WASHINGTON (CNN) - President Obama is privately telling senators in both parties he is confident his economic recovery plan will pass in the Senate by the end of the week, according to two senior administration officials and two congressional officials.
"We will have the votes," said a senior administration official.
In a closed-door meeting Wednesday, the president said that he was "cautiously optimistic" that he could round up at least 60 votes to cut off a possible filibuster, a Senate official added.
The fate of the package has been in some doubt as the president ran into opposition from moderate Democrats and Republicans in the Senate who are concerned about spending projects in the package.
The president stepped up his personal lobbying for the bill this week, holding a series of one-on-one meetings in the Oval Office Wednesday with key senators still on the fence. Obama met separately with Democrat Ben Nelson and Republicans Susan Collins and Olympia Snowe.
The officials said that in the meetings the president suggested he would accept minor changes to his tax cuts, but was open to pulling more of the controversial spending projects in the bill.
The president also told the senators he was willing to lean on Democratic leaders in the coming days to pare down spending to reach at least 60 votes for bipartisan consensus.
The House last week passed an $819 billion version of the plan, but no Republican voted in favor of it. The president has been trying to gain Republican support before the Senate votes on its version of the bill.

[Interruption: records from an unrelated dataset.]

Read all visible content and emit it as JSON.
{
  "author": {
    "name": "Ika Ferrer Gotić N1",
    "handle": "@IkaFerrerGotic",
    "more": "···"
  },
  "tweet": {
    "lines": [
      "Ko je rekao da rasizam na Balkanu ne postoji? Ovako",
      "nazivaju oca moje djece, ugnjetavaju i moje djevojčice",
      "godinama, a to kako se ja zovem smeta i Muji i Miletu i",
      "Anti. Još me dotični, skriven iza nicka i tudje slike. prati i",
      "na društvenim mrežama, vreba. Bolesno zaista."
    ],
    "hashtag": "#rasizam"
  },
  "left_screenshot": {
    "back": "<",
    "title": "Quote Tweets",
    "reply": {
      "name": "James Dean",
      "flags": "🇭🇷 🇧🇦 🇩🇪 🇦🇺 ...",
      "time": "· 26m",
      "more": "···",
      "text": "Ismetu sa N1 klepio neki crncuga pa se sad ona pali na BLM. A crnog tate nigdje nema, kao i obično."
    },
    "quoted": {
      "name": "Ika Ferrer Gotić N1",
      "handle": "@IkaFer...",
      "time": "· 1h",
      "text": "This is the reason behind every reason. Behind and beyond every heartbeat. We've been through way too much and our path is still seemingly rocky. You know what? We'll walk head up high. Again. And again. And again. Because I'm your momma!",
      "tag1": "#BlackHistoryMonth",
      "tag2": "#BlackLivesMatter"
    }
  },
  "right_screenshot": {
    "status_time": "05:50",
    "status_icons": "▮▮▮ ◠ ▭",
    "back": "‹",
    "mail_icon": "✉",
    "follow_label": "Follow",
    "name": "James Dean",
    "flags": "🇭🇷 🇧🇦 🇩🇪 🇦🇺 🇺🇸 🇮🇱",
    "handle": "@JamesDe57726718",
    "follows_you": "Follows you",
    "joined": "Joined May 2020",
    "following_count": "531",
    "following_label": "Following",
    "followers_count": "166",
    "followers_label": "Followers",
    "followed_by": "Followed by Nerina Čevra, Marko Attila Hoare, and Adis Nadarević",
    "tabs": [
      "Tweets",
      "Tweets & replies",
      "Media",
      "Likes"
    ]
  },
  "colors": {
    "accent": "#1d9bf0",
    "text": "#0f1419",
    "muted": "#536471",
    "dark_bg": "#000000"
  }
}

Getting the bill through the Senate by the end of the week would keep the legislation on track to be signed into law by Presidents' Day, which has been Obama's target.